▸ RECORDS FOR THE TASK
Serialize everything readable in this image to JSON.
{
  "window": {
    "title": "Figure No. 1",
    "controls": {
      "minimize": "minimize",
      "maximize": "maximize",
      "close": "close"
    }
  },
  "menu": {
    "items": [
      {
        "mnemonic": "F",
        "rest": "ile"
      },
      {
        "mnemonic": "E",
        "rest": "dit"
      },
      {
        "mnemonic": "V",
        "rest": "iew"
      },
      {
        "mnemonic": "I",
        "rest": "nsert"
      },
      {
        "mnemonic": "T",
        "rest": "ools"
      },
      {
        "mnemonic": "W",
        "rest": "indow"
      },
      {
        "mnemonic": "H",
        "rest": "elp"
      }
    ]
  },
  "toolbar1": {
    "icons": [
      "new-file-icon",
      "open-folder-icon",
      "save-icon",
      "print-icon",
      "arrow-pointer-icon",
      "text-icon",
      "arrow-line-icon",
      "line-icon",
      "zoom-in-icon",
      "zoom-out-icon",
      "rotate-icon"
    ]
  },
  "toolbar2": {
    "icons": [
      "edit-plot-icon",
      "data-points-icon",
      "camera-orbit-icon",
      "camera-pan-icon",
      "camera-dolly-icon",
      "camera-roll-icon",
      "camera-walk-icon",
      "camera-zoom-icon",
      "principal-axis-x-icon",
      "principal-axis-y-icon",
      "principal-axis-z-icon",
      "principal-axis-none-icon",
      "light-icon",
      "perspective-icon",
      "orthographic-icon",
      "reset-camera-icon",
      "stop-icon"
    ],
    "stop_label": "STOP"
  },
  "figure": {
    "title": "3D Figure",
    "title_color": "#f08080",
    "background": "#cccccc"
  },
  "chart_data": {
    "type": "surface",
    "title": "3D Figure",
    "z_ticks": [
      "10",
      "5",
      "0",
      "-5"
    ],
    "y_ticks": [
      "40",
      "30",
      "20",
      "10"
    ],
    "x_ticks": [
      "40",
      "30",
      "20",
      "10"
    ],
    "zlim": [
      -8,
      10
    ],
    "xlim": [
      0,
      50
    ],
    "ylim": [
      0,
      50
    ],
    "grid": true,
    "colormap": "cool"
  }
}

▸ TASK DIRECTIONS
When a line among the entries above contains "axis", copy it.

▸ FINAL ANSWER
      "principal-axis-x-icon",
      "principal-axis-y-icon",
      "principal-axis-z-icon",
      "principal-axis-none-icon",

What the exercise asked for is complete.